If you need help selecting software that’s right for your business, consider contacting a Dell Technologies Advisor. “They’ll ask questions and try to make the recommendation that fits the best and is the most comprehensive for your small business,” said Young.

McAfee Small Business Security is a popular software choice that protects your business from the latest online threats, including malware, ransomware, phishing and viruses. Dell includes 12 months of McAfee Small Business Security on all of its Vostro units, and the software can easily be added to Dell’s Latitude, Precision and OptiPlex computers.

Because the majority of nonessential workers are now working remotely, cybercriminals understand that each employee that connects to the corporate network is a potential point of failure.

Baker Nanduru, consumer business group endpoint segment leader, McAfee

Create strong passwords

Encourage your employees to use unique, complex passwords for all of their logins. “If your corporate login is a cybercriminal’s keys to your kingdom, an easy-to-guess password practically gives away the keys,” said Nanduru. Some password tips include using 12 or more characters, using a mix of lowercase and uppercase letters and incorporating numbers and symbols.

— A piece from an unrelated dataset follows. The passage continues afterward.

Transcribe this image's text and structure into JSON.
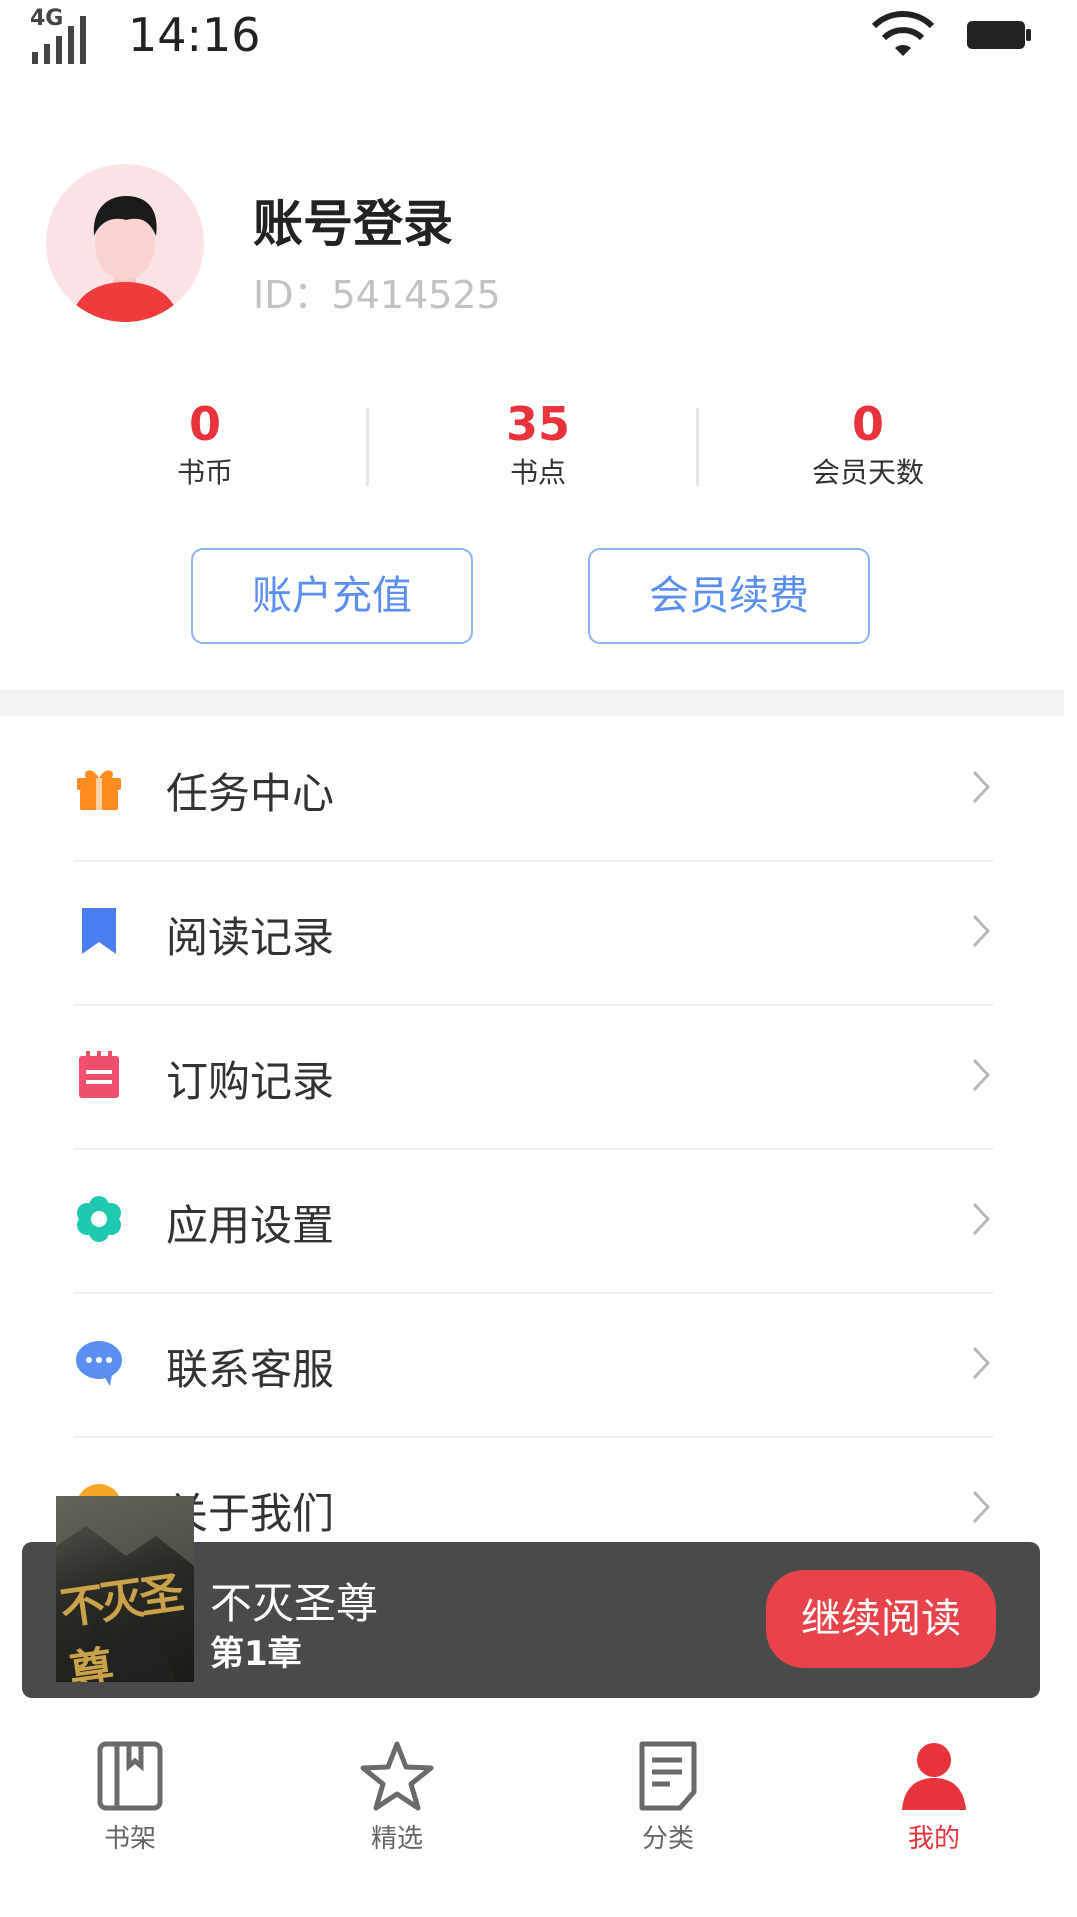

Of course, while creating passwords might seem easy enough, remembering them can sometimes be a challenge. Consider using a password manager such as True Key by McAfee to help you and your team keep things straight. “Beyond simply storing passwords, True Key can help generate strong passwords, store those passwords and securely sync them across computers and mobile devices, providing both convenience and security,” said Nanduru.

Use two-factor authentication

You can think of two-factor authentication as an extra layer of security when logging into an account. Instead of presenting just one factor, such as a password, a user must present a second factor to get in, such as a security token or a biometric factor (for instance, a fingerprint or retina scan). “This layer of protection is imperative to keeping your company assets safer from potential hackers,” said Nanduru.

McAfee’s True Key password management app always verifies you by at least two factors before being signed in.

Back up data

Are you only keeping one copy of critical documents on your laptop? If so, you’re making a big mistake. “In addition to threats like ransomware, which could render your documents inaccessible until the ransom is paid, there are other worst-case scenarios to consider, like hardware failure and theft,” said Nanduru.

Be sure to back up your data on a reputable cloud storage system that can fit your budget. This way, you can access your data anytime, anywhere on any device. One option is Microsoft 365’s OneDrive for Business, which gives each user 1 terabyte of personal cloud storage

“What’s important to keep in mind is carrying over the same best practices in terms of protecting your logins and credentials, because after all, once your data is with a cloud storage provider it becomes another asset you need to protect,” said Nanduru.

Set up a VPN

A VPN, or virtual private network, helps keep your business’s data secure while allowing individual employees to access company email, files and other systems. The process works by connecting you to a group of servers through your internet provider. “A VPN creates an encrypted tunnel to secure traffic that flows through it, and to keep hackers out,” said Nanduru. “A corporate-managed VPN is generally used to tunnel specifically between your home and your corporate network, which then allows employees to access certain resources as if they were in the office.”

When employees browse the web from a remote or public location, all of the data they send and receive will be encrypted (or scrambled) and therefore safe from anyone trying to access it. McAfee offers VPN solutions such as McAfee Safe Connect VPN, McAfee Total Protection and McAfee LiveSafe.

Don’t put it off

With all the stress you’ve likely been under these past few months, you might not want to add another item to your ever-growing to-do list. However, cybersecurity is not something you ever want to put off. “People tend to freak out the moment a cyberattack happens instead of preparing for it in advance,” said Matt Papendorf, senior advisor of product marketing for Dell. “Think of cybersecurity as a sort of insurance policy to protect your business.”